**What to do:** Restate the listing word for word; omit the images.

**Provided material:**
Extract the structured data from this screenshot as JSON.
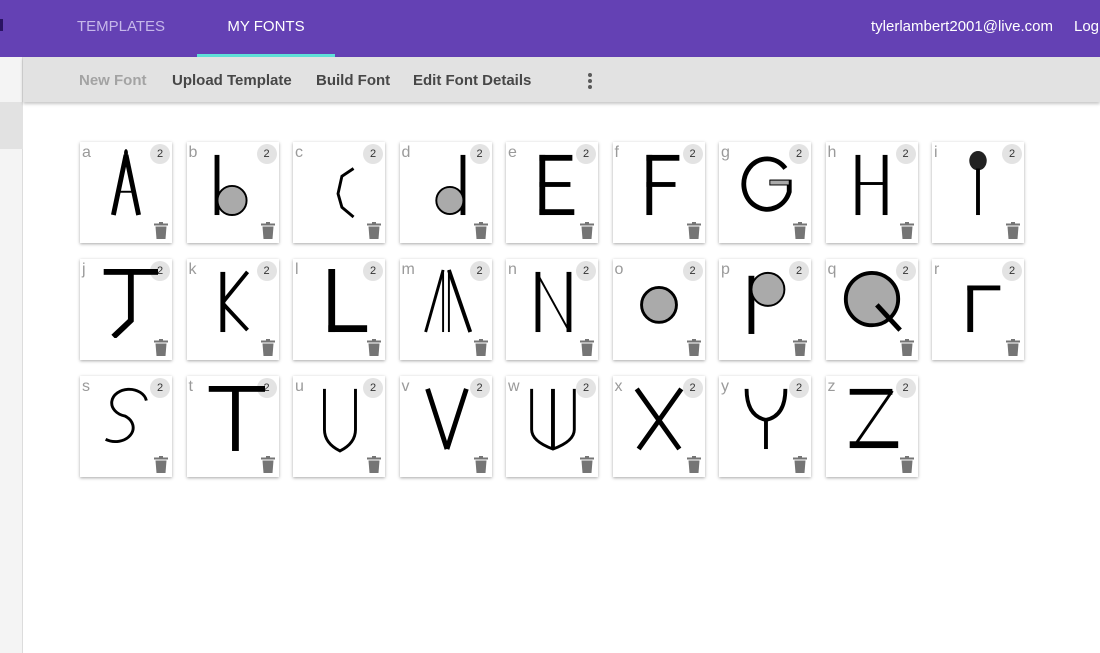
{
  "appbar": {
    "tabs": [
      {
        "label": "TEMPLATES",
        "active": false
      },
      {
        "label": "MY FONTS",
        "active": true
      }
    ],
    "user_email": "tylerlambert2001@live.com",
    "logout_label": "Log",
    "accent_color": "#6441b4",
    "indicator_color": "#5fe1d8"
  },
  "toolbar": {
    "new_font": "New Font",
    "upload_template": "Upload Template",
    "build_font": "Build Font",
    "edit_font_details": "Edit Font Details",
    "more_icon": "more-vert-icon"
  },
  "glyphs": [
    {
      "label": "a",
      "count": "2"
    },
    {
      "label": "b",
      "count": "2"
    },
    {
      "label": "c",
      "count": "2"
    },
    {
      "label": "d",
      "count": "2"
    },
    {
      "label": "e",
      "count": "2"
    },
    {
      "label": "f",
      "count": "2"
    },
    {
      "label": "g",
      "count": "2"
    },
    {
      "label": "h",
      "count": "2"
    },
    {
      "label": "i",
      "count": "2"
    },
    {
      "label": "j",
      "count": "2"
    },
    {
      "label": "k",
      "count": "2"
    },
    {
      "label": "l",
      "count": "2"
    },
    {
      "label": "m",
      "count": "2"
    },
    {
      "label": "n",
      "count": "2"
    },
    {
      "label": "o",
      "count": "2"
    },
    {
      "label": "p",
      "count": "2"
    },
    {
      "label": "q",
      "count": "2"
    },
    {
      "label": "r",
      "count": "2"
    },
    {
      "label": "s",
      "count": "2"
    },
    {
      "label": "t",
      "count": "2"
    },
    {
      "label": "u",
      "count": "2"
    },
    {
      "label": "v",
      "count": "2"
    },
    {
      "label": "w",
      "count": "2"
    },
    {
      "label": "x",
      "count": "2"
    },
    {
      "label": "y",
      "count": "2"
    },
    {
      "label": "z",
      "count": "2"
    }
  ]
}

**Task response:**
Extract the structured data from this screenshot as JSON.
{
  "appbar": {
    "tabs": [
      {
        "label": "TEMPLATES",
        "active": false
      },
      {
        "label": "MY FONTS",
        "active": true
      }
    ],
    "user_email": "tylerlambert2001@live.com",
    "logout_label": "Log",
    "accent_color": "#6441b4",
    "indicator_color": "#5fe1d8"
  },
  "toolbar": {
    "new_font": "New Font",
    "upload_template": "Upload Template",
    "build_font": "Build Font",
    "edit_font_details": "Edit Font Details",
    "more_icon": "more-vert-icon"
  },
  "glyphs": [
    {
      "label": "a",
      "count": "2"
    },
    {
      "label": "b",
      "count": "2"
    },
    {
      "label": "c",
      "count": "2"
    },
    {
      "label": "d",
      "count": "2"
    },
    {
      "label": "e",
      "count": "2"
    },
    {
      "label": "f",
      "count": "2"
    },
    {
      "label": "g",
      "count": "2"
    },
    {
      "label": "h",
      "count": "2"
    },
    {
      "label": "i",
      "count": "2"
    },
    {
      "label": "j",
      "count": "2"
    },
    {
      "label": "k",
      "count": "2"
    },
    {
      "label": "l",
      "count": "2"
    },
    {
      "label": "m",
      "count": "2"
    },
    {
      "label": "n",
      "count": "2"
    },
    {
      "label": "o",
      "count": "2"
    },
    {
      "label": "p",
      "count": "2"
    },
    {
      "label": "q",
      "count": "2"
    },
    {
      "label": "r",
      "count": "2"
    },
    {
      "label": "s",
      "count": "2"
    },
    {
      "label": "t",
      "count": "2"
    },
    {
      "label": "u",
      "count": "2"
    },
    {
      "label": "v",
      "count": "2"
    },
    {
      "label": "w",
      "count": "2"
    },
    {
      "label": "x",
      "count": "2"
    },
    {
      "label": "y",
      "count": "2"
    },
    {
      "label": "z",
      "count": "2"
    }
  ]
}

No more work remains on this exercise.